Surgery is a medical specialty that involves the use of invasive procedures to diagnose, treat, and prevent diseases or injuries. The practice of surgery has evolved over thousands of years, from crude and primitive methods to advanced, highly precise techniques. In this article, we will explore the history of surgery, its milestones, and how modern technology has revolutionized the field.
The History of Surgery
The earliest known surgical procedures date back to ancient civilizations such as Egypt, India, and Greece. These early surgeries were often performed by priests or medicine men, who used primitive tools and techniques such as trepanation (drilling holes in the skull), amputation, and cauterization.
During the Middle Ages, Islamic scholars made significant contributions to the field of surgery, developing new instruments and refining existing techniques such as suturing and wound care. One notable figure was Al-Zahrawi, a Spanish surgeon who wrote an influential medical text called “Al-Tasrif” that covered topics ranging from anatomy to surgical techniques.

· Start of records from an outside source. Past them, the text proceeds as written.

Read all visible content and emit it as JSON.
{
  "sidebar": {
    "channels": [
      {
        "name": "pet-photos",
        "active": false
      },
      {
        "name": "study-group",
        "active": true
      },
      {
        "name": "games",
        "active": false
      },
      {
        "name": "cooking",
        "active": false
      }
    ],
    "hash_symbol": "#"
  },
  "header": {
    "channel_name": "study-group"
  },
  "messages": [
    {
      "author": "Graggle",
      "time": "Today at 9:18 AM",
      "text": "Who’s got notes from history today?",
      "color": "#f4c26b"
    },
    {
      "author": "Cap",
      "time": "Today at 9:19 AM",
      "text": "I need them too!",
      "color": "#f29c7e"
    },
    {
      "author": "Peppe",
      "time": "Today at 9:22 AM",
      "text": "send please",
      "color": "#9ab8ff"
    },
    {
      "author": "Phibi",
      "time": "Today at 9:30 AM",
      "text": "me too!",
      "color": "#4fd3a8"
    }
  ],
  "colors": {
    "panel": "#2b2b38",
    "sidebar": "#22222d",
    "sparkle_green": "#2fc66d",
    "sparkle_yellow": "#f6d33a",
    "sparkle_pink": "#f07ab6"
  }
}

In the 19th century, the use of anesthesia and antiseptics transformed surgery from a painful and risky procedure to a more controlled and safe one. The discovery of ether and chloroform allowed surgeons to perform longer and more complex operations, while the introduction of antiseptic techniques such as handwashing and sterilization reduced the risk of infection.
Modern Surgical Techniques
Today, surgery has become a highly specialized field with numerous sub-disciplines such as neurosurgery, orthopedic surgery, and plastic surgery. With advances in technology such as robotics, imaging, and computer-assisted navigation, surgeons are now able to perform procedures that were once considered impossible or too risky.
One example is minimally invasive surgery, which uses small incisions and specialized instruments to perform procedures such as laparoscopy, arthroscopy, and endoscopy. This approach reduces pain, scarring, and recovery time compared to traditional open surgery.
Another example is robotic surgery, which uses computer-controlled robots to assist surgeons in performing complex procedures with greater precision and accuracy. This technology has revolutionized fields such as urology, gynecology, and cardiac surgery.
Surgery has come a long way since its early beginnings, and today it is a vital tool in modern medicine. With ongoing advances in technology and techniques, the future of surgery looks promising, with the potential to further improve patient outcomes, reduce recovery time, and minimize risks.